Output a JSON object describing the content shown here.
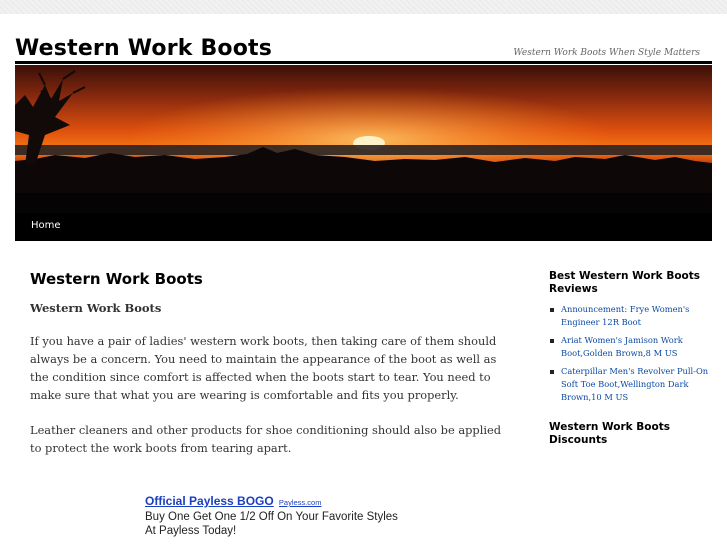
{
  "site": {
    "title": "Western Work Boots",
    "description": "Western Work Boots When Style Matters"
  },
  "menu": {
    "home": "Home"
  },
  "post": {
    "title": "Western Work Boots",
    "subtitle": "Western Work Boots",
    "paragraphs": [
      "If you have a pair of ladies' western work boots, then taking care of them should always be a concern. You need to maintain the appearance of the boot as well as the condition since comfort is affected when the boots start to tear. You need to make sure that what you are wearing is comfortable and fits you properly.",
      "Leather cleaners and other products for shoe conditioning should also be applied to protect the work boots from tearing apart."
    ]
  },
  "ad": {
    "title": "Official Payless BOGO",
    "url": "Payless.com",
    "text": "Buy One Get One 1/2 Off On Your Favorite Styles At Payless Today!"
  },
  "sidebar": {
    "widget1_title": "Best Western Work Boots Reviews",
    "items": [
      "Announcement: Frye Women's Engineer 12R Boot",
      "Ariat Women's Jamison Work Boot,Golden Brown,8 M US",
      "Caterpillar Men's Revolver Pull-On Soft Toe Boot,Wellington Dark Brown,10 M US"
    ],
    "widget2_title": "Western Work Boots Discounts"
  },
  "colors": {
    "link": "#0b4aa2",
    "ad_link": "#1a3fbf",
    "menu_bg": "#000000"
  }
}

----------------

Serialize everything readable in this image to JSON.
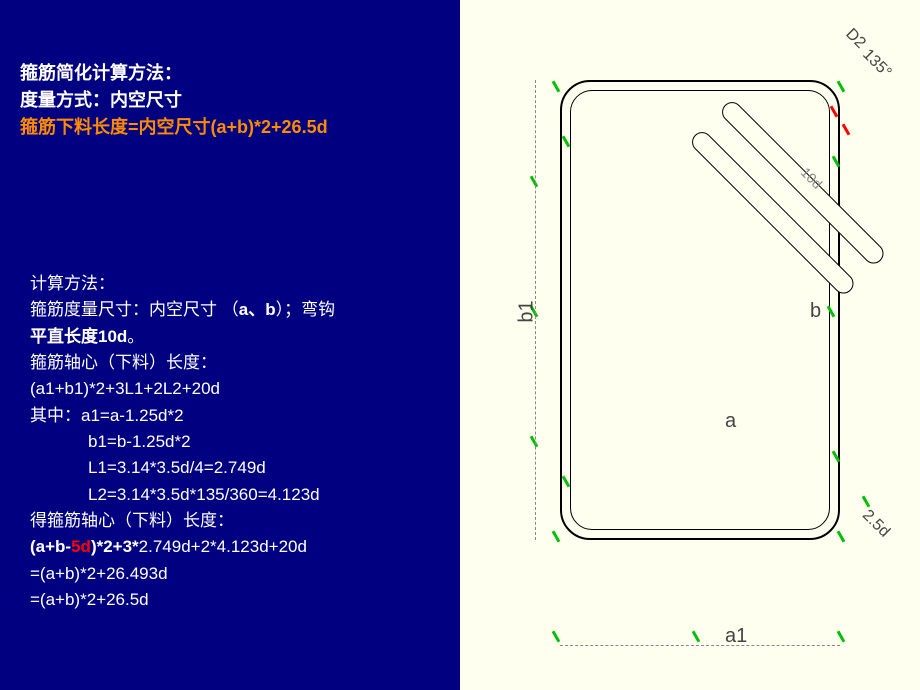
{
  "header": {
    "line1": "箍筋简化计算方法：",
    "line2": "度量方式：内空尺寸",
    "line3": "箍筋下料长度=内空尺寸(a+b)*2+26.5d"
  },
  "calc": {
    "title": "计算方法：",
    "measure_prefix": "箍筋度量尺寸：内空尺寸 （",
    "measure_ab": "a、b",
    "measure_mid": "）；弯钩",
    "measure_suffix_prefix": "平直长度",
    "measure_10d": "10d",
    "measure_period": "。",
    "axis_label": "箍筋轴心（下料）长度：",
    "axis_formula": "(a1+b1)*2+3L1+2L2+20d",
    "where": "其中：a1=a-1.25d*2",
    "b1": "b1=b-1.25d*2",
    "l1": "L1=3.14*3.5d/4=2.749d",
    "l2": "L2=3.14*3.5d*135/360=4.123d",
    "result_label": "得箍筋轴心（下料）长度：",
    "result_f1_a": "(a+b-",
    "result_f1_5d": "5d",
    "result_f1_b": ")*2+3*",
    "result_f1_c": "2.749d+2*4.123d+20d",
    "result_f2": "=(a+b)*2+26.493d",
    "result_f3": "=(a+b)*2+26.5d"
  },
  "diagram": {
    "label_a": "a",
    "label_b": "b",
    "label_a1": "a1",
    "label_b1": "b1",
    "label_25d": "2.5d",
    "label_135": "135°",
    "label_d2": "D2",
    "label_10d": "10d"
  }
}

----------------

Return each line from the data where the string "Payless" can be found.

▶ _PROBLEM SOLUTION_
    "title": "Official Payless BOGO",
    "url": "Payless.com",
    "text": "Buy One Get One 1/2 Off On Your Favorite Styles At Payless Today!"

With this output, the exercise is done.